Here’s a man that made a statement, Martin Niemoller, and he said this: “I will protect the German people.” And then to Niemoller a pastor he said, “You take care of the church. You pastors should worry about getting people to heaven and leave this world to me.” Of course you see the picture there, that was Adolf Hitler who made that statement according to Charles Colson’s book, [Kingdoms in Conflict: An Insider’s Challenging View of the Politics, Power, and the Pulpit (Grand Rapids: Zondervan, 1987), 140.]

Do we actually think that if we remove the Judeo Christian value system from the public square that things remain neutral? Beloved, neutrality is a myth; there is no such thing as neutrality. When one value system is vacated another fills its place. If you won’t occupy until He comes someone else will come and occupy.

Number 6, support common sense legislation. There’s a lot of common sense stuff out there, like for example the pastoral protection act that thankfully passed the State of Texas, was signed into law recently, which protects pastors from having to choose between the Bible and same sex marriage. There is a lot of common sense things out there that people are promoting and pushing and we need to become aware of it and we need to get involved in those kind of activities.

A name you ought to know is William Wilberforce, who used his position in Parliament, as an evangelical Christian, to speak out over and over again against the slave trade. And it was a long road for him but guess what? In the end he won. Why? Because a law was passed. I completely understand that we should not be focused completely on laws but on people but how in the world are we to divide God’s creation up that way? God never says here’s people over here and here’s government over here. God says I’m the author of both. And we, as Christians, therefore are stewards of both.
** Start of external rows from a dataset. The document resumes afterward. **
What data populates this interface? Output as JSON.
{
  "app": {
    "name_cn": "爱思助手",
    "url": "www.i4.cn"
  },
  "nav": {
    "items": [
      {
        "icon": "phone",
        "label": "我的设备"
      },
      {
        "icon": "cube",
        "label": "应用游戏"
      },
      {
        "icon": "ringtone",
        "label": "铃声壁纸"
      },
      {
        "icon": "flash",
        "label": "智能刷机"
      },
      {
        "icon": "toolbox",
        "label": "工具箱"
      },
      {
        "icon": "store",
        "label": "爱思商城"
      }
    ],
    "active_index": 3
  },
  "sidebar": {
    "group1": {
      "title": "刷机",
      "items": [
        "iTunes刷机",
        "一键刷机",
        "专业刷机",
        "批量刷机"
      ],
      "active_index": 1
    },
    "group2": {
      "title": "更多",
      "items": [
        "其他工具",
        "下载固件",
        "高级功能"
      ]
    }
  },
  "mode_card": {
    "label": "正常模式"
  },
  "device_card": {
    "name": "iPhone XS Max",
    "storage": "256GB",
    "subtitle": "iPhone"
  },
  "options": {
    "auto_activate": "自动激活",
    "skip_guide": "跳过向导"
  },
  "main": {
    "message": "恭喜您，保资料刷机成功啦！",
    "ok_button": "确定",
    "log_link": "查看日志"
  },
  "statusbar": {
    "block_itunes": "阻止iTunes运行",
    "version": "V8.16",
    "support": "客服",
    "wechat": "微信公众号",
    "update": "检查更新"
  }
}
And then finally, the last one, realize that you have more power than you think. Satan wants you to sit there in isolation and feel like you are the only person that cares, and the fact of the matter is that is not true. And Satan wants you to say well, what can you do, you’re just in the minority? Have we read our Bible? Does not God always work through a minority? Didn’t God tell Gideon to send everybody home except for a few, Judges 6, Judges 7? Didn’t Jesus shape the world with eleven disciples? God’s people are always in the minority. And we should not let our minority status somehow intimidate us because guess what, one plus God is what? The majority. You’re in the majority of you look at it that way.

So just some practical things that we could do; after all, the Declaration of Independence says , “when in the course of human events it becomes necessary for one people to dissolve the bands which have connected them with another,” it goes on and it says, “men deriving their just powers from the consent of the governed,” it goes on and it says, “the right of the people, when there is despotism it is the duty,” who’s duty, the people’s “to overthrow the shackles,” and so forth. I’m not necessarily promoting violent revolution today but I am promoting working within the system, using the freedoms that we have to advance the cause of Christ.
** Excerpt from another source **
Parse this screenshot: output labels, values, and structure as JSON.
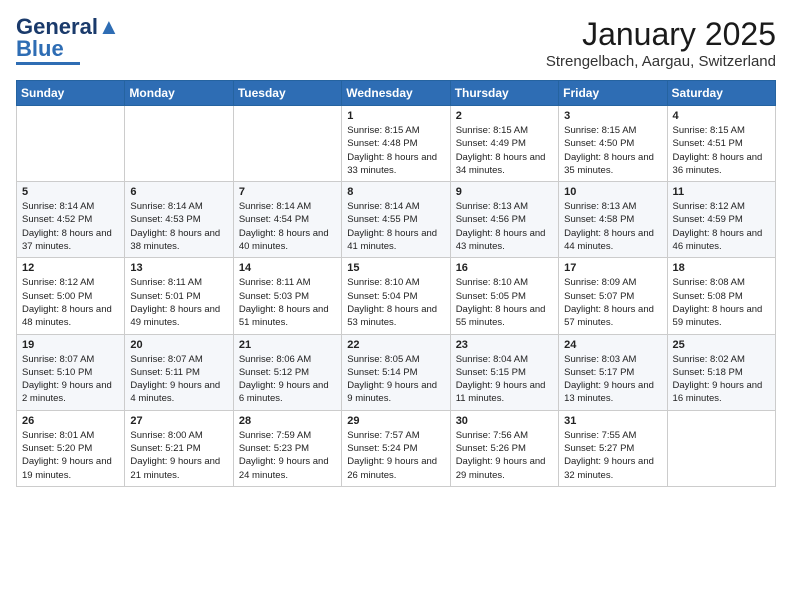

You say well, do you have any biblical examples of this? Yes, I do. You ought to read today Acts 16:35 through the end of the chapter. You’ll see a man using the laws of the land to advance the cause of Christ.
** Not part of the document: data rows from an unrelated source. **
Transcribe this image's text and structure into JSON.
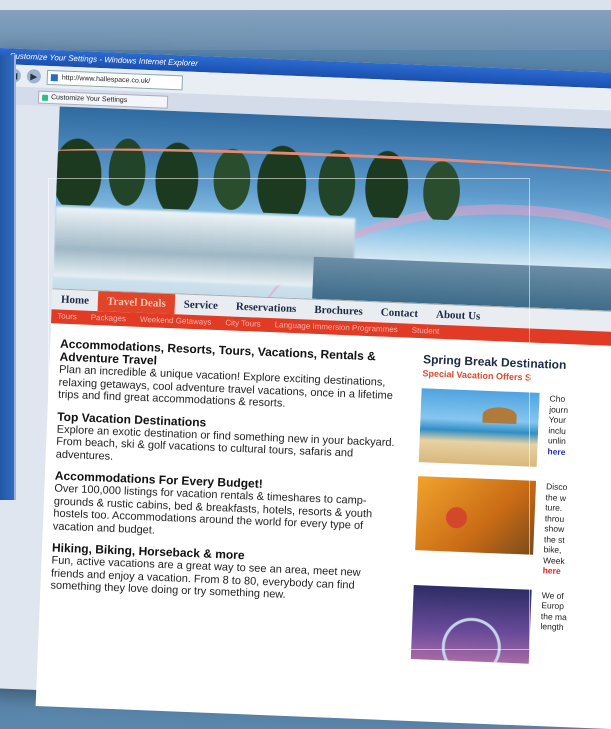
{
  "window": {
    "title": "Customize Your Settings - Windows Internet Explorer",
    "url": "http://www.hallespace.co.uk/",
    "tab_label": "Customize Your Settings"
  },
  "nav": {
    "items": [
      "Home",
      "Travel Deals",
      "Service",
      "Reservations",
      "Brochures",
      "Contact",
      "About Us"
    ],
    "active_index": 1
  },
  "subnav": {
    "items": [
      "Tours",
      "Packages",
      "Weekend Getaways",
      "City Tours",
      "Language Immersion Programmes",
      "Student"
    ]
  },
  "content": {
    "sections": [
      {
        "heading": "Accommodations, Resorts, Tours, Vacations, Rentals & Adventure Travel",
        "body": "Plan an incredible & unique vacation! Explore exciting destinations, relaxing getaways, cool adventure travel vacations, once in a lifetime trips and find great accommodations & resorts."
      },
      {
        "heading": "Top Vacation Destinations",
        "body": "Explore an exotic destination or find something new in your backyard. From beach, ski & golf vacations to cultural tours, safaris and adventures."
      },
      {
        "heading": "Accommodations For Every Budget!",
        "body": "Over 100,000 listings for vacation rentals & timeshares to camp-grounds & rustic cabins, bed & breakfasts, hotels, resorts & youth hostels too. Accommodations around the world for every type of vacation and budget."
      },
      {
        "heading": "Hiking, Biking, Horseback & more",
        "body": "Fun, active vacations are a great way to see an area, meet new friends and enjoy a vacation. From 8 to 80, everybody can find something they love doing or try something new."
      }
    ]
  },
  "sidebar": {
    "title": "Spring Break Destination",
    "subtitle": "Special Vacation Offers S",
    "promos": [
      {
        "image": "beach-photo",
        "lines": [
          "Cho",
          "journ",
          "Your",
          "inclu",
          "unlin"
        ],
        "link": "here",
        "link_color": "#2233aa"
      },
      {
        "image": "hiker-photo",
        "lines": [
          "Disco",
          "the w",
          "ture.",
          "throu",
          "show",
          "the st",
          "bike,",
          "Week"
        ],
        "link": "here",
        "link_color": "#d22222"
      },
      {
        "image": "ferris-wheel-photo",
        "lines": [
          "We of",
          "Europ",
          "the ma",
          "length"
        ],
        "link": "",
        "link_color": "#2233aa"
      }
    ]
  },
  "colors": {
    "accent_red": "#e0452a",
    "nav_text": "#1c2a44",
    "titlebar_blue": "#2c6bd0"
  }
}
Of course, there could be people here today that are not in political bondage but they are in the worst form of bondage that you could be in, which is spiritual bondage, because they don’t know Christ. And they can remove themselves from that bondage by simply trusting in what Jesus has done. If you find yourself in that condition and the Spirit of God is convicting you, our exhortation to you at Sugar Land Bible Church is to respond to the promises of Jesus and the gospel by way of faith. It’s something you can do right now as I am speaking; it’s a private moment between you and the Lord. If it’s something you need more explanation on I’m available after the service to talk. A branch of government gone astray; the way it was, what went wrong, the way it is and what can be done. Shall we pray?